Exercise directions:
Keeping pictures out of the copy, restate each record word for word.

+++ Source records

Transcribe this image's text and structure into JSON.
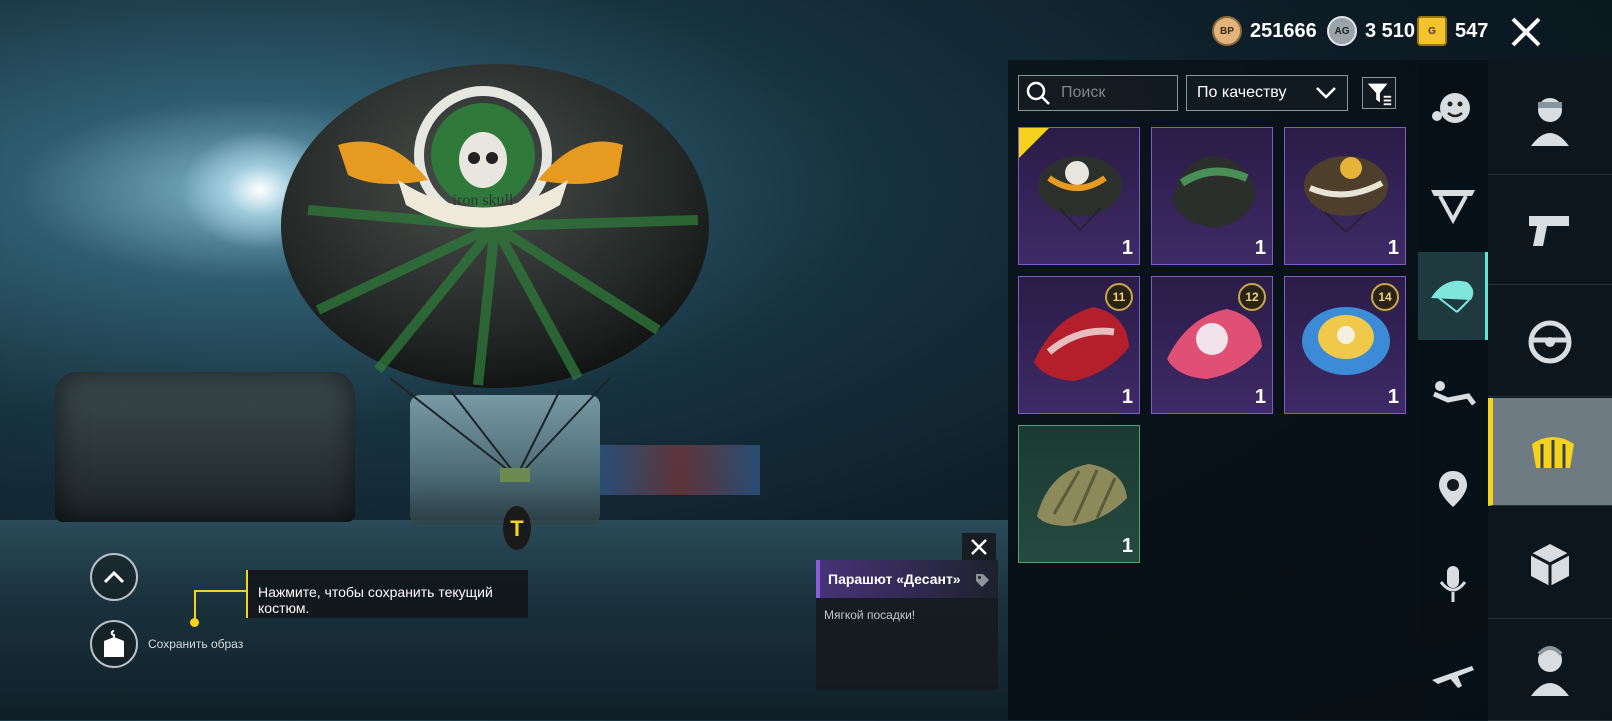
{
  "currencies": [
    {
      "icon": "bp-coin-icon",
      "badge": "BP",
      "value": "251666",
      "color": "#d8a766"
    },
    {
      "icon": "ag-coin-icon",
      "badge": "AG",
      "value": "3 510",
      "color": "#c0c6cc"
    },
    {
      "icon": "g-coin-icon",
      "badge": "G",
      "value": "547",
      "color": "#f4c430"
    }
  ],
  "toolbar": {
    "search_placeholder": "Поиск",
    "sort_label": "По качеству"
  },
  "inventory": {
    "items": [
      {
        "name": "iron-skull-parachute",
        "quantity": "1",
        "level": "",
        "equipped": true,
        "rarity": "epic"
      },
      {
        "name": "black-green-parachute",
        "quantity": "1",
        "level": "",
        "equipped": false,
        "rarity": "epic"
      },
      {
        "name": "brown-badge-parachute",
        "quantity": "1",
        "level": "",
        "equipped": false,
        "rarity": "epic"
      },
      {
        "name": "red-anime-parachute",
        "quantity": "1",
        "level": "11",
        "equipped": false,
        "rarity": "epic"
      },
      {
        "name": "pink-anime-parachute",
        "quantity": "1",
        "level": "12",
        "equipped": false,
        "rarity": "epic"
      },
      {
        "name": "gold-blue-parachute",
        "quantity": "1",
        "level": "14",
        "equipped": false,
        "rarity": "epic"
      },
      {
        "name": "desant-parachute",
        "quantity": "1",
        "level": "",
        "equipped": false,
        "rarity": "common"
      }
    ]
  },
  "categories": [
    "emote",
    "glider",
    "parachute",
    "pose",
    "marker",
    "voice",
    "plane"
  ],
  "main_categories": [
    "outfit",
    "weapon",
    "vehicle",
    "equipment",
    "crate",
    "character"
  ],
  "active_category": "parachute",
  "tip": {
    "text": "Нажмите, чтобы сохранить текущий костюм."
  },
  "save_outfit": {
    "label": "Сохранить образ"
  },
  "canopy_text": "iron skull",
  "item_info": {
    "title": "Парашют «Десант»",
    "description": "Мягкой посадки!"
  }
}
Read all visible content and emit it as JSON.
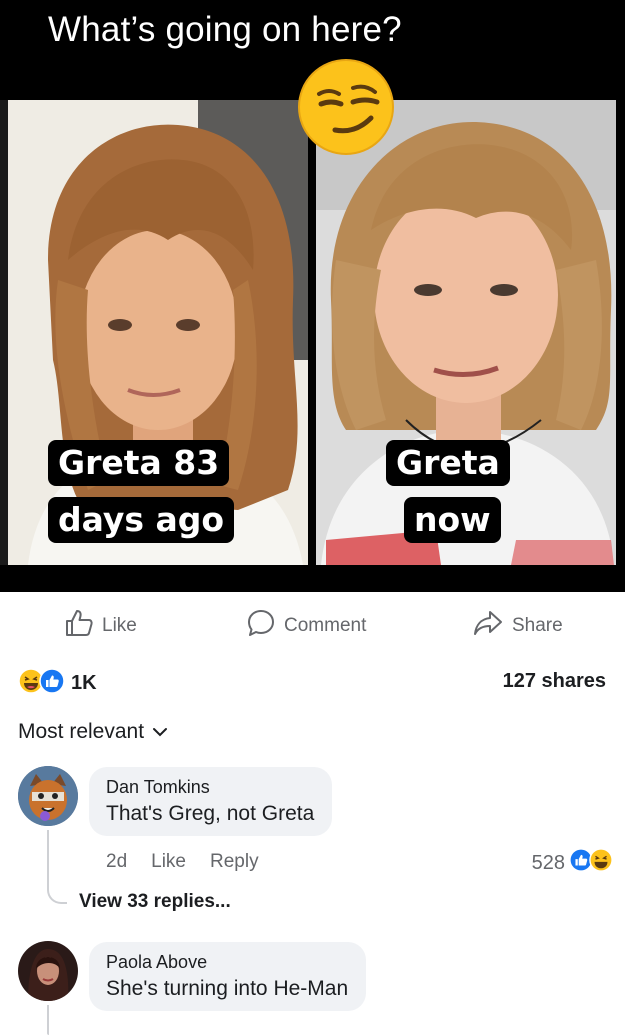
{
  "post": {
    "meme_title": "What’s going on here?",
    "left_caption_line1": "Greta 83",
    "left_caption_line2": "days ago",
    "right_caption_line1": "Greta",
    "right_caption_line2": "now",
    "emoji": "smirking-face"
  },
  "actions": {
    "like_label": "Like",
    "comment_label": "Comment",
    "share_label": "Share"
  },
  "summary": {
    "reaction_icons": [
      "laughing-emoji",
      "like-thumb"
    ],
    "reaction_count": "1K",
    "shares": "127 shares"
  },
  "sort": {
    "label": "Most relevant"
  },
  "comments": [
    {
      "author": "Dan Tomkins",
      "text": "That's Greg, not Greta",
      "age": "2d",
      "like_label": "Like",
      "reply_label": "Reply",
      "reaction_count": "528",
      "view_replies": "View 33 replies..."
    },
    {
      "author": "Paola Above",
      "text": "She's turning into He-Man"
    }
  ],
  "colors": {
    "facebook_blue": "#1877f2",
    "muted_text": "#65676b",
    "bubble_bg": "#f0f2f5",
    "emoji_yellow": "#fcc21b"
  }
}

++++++

Solution for this problem:
Transcribe this image's text and structure into JSON.
{
  "currencies": [
    {
      "icon": "bp-coin-icon",
      "badge": "BP",
      "value": "251666",
      "color": "#d8a766"
    },
    {
      "icon": "ag-coin-icon",
      "badge": "AG",
      "value": "3 510",
      "color": "#c0c6cc"
    },
    {
      "icon": "g-coin-icon",
      "badge": "G",
      "value": "547",
      "color": "#f4c430"
    }
  ],
  "toolbar": {
    "search_placeholder": "Поиск",
    "sort_label": "По качеству"
  },
  "inventory": {
    "items": [
      {
        "name": "iron-skull-parachute",
        "quantity": "1",
        "level": "",
        "equipped": true,
        "rarity": "epic"
      },
      {
        "name": "black-green-parachute",
        "quantity": "1",
        "level": "",
        "equipped": false,
        "rarity": "epic"
      },
      {
        "name": "brown-badge-parachute",
        "quantity": "1",
        "level": "",
        "equipped": false,
        "rarity": "epic"
      },
      {
        "name": "red-anime-parachute",
        "quantity": "1",
        "level": "11",
        "equipped": false,
        "rarity": "epic"
      },
      {
        "name": "pink-anime-parachute",
        "quantity": "1",
        "level": "12",
        "equipped": false,
        "rarity": "epic"
      },
      {
        "name": "gold-blue-parachute",
        "quantity": "1",
        "level": "14",
        "equipped": false,
        "rarity": "epic"
      },
      {
        "name": "desant-parachute",
        "quantity": "1",
        "level": "",
        "equipped": false,
        "rarity": "common"
      }
    ]
  },
  "categories": [
    "emote",
    "glider",
    "parachute",
    "pose",
    "marker",
    "voice",
    "plane"
  ],
  "main_categories": [
    "outfit",
    "weapon",
    "vehicle",
    "equipment",
    "crate",
    "character"
  ],
  "active_category": "parachute",
  "tip": {
    "text": "Нажмите, чтобы сохранить текущий костюм."
  },
  "save_outfit": {
    "label": "Сохранить образ"
  },
  "canopy_text": "iron skull",
  "item_info": {
    "title": "Парашют «Десант»",
    "description": "Мягкой посадки!"
  }
}
Read all visible content and emit it as JSON.
{
  "post": {
    "meme_title": "What’s going on here?",
    "left_caption_line1": "Greta 83",
    "left_caption_line2": "days ago",
    "right_caption_line1": "Greta",
    "right_caption_line2": "now",
    "emoji": "smirking-face"
  },
  "actions": {
    "like_label": "Like",
    "comment_label": "Comment",
    "share_label": "Share"
  },
  "summary": {
    "reaction_icons": [
      "laughing-emoji",
      "like-thumb"
    ],
    "reaction_count": "1K",
    "shares": "127 shares"
  },
  "sort": {
    "label": "Most relevant"
  },
  "comments": [
    {
      "author": "Dan Tomkins",
      "text": "That's Greg, not Greta",
      "age": "2d",
      "like_label": "Like",
      "reply_label": "Reply",
      "reaction_count": "528",
      "view_replies": "View 33 replies..."
    },
    {
      "author": "Paola Above",
      "text": "She's turning into He-Man"
    }
  ],
  "colors": {
    "facebook_blue": "#1877f2",
    "muted_text": "#65676b",
    "bubble_bg": "#f0f2f5",
    "emoji_yellow": "#fcc21b"
  }
}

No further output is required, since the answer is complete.